Anyone who was fortunate enough--or unfortunate enough, as the case may be--to have been at the Goleta Valley Community Theater nearly a decade ago couldn't possibly have forgotten the show that was going on in the audience as well as on stage.
As three local punk bands thrashed the night away, dancers or "slammers" in the audience--all of them males with short hair, colorful hair or no hair, and with looks in their eyes that could have scared the Predator's meaner brother--were beating each other's brains out in front of the stage.
When the headliners for the night took the stage, the raucous crowd didn't applaud. They began to spit--and with amazing accuracy too. In no time, the singer was soaking wet. After the hour show, the singer returned backstage, toweled himself off, put on his clean shirt and left with his date.
No one was killed, but the promoter got arrested.
The group was Fear, of course, which is just nature's way of scaring us.
It didn't take long for Fear to be called "the most notorious band in America."
"I'd say that's fair enough," Fearful frontman Lee Ving said in a recent phone interview.
Fear, gone from sight for several years, was John Belushi's favorite band. Belushi's not coming back, but look out, Fear is. The end result will still be wild, but with fewer beat-up cops and a better beat.
"We're back on the map and here to stay," Ving said. "It's difficult to put your finger on, but I think the world has finally caught up with our music. Other groups have become successful playing a style that we started; it's a style that people can relate to. Gradually, I began to see that if we were out there, we could have the success we should've had five or seven years ago."
The band was formed in the San Fernando Valley by Ving in 1978, but has been missing in action since 1986 until this spring. Maybe they had to get their shots and steam-clean their gear. The original lineup included Ving on lead growls and rhythm guitar, Philo Cramer on lead guitar, Derf Scratch on bass and Spit Stix on drums.
Scratch will be replaced by Will McGregor for the current tour, which will include a boozeless blowout tonight at the Anaconda Theater in Isla Vista, the place without a liquor license but just as many cops outside. Another gig planned for the same venue in March was gonged at the last minute, but a show in L. A. at the Palladium the same month was just like old times.
"Man, you couldn't have gotten another person in that place with a shoehorn," Ving said. "There were as many people outside as there were inside. There were 100 helmeted riot police, the CNN helicopter and a bunch of skinheads with baseball bats looking for cops. It was great."
Recently, Ving said, the group sold out a show in New York, "so I figure since we've sold out on both coasts, it's time for the rest of the country."

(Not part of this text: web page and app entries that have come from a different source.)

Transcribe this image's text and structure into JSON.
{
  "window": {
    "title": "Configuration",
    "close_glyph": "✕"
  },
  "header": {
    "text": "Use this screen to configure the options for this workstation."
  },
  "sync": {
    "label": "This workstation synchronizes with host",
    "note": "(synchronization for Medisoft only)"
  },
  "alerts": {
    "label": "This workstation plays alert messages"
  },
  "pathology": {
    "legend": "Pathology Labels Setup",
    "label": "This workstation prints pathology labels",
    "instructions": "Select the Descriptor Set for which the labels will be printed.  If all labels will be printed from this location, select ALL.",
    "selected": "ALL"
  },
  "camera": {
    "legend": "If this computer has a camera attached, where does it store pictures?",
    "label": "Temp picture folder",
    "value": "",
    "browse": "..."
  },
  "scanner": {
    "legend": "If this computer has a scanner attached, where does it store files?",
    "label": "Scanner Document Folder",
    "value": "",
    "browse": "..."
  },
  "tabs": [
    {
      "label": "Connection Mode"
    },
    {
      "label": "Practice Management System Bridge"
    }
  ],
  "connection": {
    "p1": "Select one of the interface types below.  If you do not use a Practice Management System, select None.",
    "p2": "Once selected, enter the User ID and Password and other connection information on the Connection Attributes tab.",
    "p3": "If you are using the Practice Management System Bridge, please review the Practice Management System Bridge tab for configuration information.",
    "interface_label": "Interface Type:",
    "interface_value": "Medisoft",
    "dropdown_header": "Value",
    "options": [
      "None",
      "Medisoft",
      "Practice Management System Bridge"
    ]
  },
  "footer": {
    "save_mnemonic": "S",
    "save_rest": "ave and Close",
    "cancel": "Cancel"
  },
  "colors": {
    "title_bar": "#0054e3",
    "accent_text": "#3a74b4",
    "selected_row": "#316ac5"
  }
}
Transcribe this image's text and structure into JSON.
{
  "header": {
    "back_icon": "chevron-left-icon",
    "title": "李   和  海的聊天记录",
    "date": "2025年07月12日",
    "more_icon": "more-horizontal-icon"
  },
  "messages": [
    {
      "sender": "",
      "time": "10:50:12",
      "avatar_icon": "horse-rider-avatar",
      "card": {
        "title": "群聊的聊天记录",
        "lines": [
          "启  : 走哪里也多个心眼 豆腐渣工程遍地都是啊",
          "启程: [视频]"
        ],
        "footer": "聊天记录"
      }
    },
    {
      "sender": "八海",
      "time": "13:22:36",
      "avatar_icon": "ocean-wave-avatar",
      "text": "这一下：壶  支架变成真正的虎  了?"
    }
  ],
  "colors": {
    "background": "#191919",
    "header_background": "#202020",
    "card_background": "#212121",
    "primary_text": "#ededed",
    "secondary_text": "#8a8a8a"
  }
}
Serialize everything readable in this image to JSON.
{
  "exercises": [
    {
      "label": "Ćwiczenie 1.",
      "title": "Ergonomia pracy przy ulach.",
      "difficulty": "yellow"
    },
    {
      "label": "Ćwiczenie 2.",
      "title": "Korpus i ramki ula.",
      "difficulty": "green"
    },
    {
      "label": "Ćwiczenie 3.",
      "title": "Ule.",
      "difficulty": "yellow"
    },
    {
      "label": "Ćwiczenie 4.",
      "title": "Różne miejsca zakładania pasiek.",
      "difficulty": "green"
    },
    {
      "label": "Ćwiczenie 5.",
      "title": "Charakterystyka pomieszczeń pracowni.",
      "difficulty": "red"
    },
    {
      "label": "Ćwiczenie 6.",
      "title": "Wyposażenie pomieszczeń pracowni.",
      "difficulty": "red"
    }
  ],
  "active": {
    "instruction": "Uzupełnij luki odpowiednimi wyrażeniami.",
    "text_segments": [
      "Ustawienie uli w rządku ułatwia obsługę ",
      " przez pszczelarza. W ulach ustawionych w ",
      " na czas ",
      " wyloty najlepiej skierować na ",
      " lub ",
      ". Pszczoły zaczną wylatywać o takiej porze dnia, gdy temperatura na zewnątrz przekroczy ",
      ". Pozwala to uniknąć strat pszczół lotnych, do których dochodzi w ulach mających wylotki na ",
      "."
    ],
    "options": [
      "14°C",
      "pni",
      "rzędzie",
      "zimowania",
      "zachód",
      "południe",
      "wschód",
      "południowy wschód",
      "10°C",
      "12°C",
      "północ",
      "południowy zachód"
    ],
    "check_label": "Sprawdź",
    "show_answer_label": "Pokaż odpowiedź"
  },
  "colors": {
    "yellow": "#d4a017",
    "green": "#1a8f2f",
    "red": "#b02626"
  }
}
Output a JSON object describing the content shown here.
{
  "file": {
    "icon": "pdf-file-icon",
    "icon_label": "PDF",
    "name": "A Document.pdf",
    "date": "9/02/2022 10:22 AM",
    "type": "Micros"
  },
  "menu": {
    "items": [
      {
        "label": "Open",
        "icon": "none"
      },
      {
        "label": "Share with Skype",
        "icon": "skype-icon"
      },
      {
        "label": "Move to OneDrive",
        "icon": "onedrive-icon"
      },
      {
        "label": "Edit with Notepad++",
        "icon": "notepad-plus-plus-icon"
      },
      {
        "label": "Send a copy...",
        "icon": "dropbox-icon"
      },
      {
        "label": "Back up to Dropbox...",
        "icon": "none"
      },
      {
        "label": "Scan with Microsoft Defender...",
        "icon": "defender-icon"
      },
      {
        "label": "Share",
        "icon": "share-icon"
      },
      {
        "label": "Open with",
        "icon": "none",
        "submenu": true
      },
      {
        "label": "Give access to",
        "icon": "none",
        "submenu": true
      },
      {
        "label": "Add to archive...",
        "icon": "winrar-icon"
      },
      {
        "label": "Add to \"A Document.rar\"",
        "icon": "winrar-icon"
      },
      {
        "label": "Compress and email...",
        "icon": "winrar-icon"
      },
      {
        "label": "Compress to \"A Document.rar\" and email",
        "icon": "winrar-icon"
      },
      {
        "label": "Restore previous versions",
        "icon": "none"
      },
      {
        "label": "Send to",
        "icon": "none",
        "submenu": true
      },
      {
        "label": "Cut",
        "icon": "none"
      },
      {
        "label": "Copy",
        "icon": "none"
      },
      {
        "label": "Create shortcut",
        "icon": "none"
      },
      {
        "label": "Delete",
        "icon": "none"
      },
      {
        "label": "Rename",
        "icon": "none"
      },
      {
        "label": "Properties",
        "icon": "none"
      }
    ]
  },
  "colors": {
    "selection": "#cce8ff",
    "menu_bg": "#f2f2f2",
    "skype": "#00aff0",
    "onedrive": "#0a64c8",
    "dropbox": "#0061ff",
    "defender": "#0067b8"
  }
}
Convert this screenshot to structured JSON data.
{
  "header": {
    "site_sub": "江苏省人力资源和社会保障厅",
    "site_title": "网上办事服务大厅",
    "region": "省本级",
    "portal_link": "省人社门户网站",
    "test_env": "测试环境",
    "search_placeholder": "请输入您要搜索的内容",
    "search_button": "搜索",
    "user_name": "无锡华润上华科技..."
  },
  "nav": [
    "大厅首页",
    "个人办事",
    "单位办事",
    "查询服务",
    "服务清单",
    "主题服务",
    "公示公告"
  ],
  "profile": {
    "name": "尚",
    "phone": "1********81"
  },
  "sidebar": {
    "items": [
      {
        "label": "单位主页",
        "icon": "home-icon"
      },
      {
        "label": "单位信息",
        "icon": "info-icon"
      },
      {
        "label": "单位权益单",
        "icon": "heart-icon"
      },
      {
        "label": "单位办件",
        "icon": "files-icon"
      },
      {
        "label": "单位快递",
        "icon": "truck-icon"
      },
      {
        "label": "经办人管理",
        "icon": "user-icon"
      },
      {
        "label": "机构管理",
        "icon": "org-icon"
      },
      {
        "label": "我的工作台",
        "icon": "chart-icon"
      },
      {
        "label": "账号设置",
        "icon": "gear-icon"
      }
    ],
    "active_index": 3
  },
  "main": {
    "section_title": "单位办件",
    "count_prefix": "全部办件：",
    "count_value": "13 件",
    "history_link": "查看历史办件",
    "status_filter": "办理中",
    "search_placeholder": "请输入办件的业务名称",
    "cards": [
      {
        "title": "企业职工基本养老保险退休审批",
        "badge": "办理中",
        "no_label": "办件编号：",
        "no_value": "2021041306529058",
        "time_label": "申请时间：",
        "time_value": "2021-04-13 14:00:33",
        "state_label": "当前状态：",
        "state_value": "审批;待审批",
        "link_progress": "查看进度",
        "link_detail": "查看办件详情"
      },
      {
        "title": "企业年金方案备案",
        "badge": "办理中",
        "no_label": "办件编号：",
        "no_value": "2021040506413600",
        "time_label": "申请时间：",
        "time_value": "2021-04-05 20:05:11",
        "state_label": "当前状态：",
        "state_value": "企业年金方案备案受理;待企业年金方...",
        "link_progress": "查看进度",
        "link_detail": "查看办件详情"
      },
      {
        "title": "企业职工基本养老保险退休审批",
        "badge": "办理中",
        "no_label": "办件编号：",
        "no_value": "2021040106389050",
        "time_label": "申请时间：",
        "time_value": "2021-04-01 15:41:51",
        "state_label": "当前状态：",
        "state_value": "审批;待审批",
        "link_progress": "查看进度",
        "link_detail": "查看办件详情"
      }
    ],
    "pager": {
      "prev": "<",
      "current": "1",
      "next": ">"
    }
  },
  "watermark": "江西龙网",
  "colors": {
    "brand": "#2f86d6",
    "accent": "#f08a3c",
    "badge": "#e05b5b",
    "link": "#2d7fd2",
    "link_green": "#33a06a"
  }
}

In addition to its raucous live performances, Fear is remembered for a wild first and last appearance on "Saturday Night Live" back in 1981. This may be the one show you won't catch on Nick at Nite.
"They said we caused half a million dollars worth of damage, but nothing much really happened," Ving claimed. "Some piece of equipment worth 50 bucks got broken. Then someone from the audience said a four-letter word over the microphone that they couldn't bleep out.
"We didn't have anything to do with that. We were just trying to give a good performance. I guess it was a historical event. It's never been on again, or so I've heard. One guy in New York was selling grainy bootleg copies for 40 bucks."
After the SNL appearance, the band went on to record perhaps the definitive punk album, "The Record," recently reissued on CD, even though the name didn't get changed to "The CD."
The album is boorish, disgusting, grotesque, gnarly--and lots of fun to anyone with a slightly demented sense of humor. The 15-song CD only lasts 27 minutes, so it's over before you can get tired of it. Very little of "The Record" is suitable for airplay, nor are the lyrics suitable for quotation in a family newspaper.
One cut, called "New York's Alright If You Like Saxophones" is the all-time anti-Noo Yawk song. If they played it at a Kings game, there'd probably be a bigger fight in the stands than on the ice.
"I Love Livin' in the City" questions why anyone would want to live anywhere larger than Meiners Oaks. And echoing Jonathan Swift's logic, except with speed of light guitars, the cure for crowding is simple: "Let's Have a War."
The rest, well, never mind--except to say the CD has a bonus track featuring a bah humbug anti-Christmas song. It won't be on MTV either.
Fear had a less successful follow-up to "The Record" called "More Beer" in 1985, followed by a live album recorded the same year but just recently released on Restless Records. But don't expect any of those "all-the-hits-all-the-time" radio stations to bump Mariah Carey for Fear.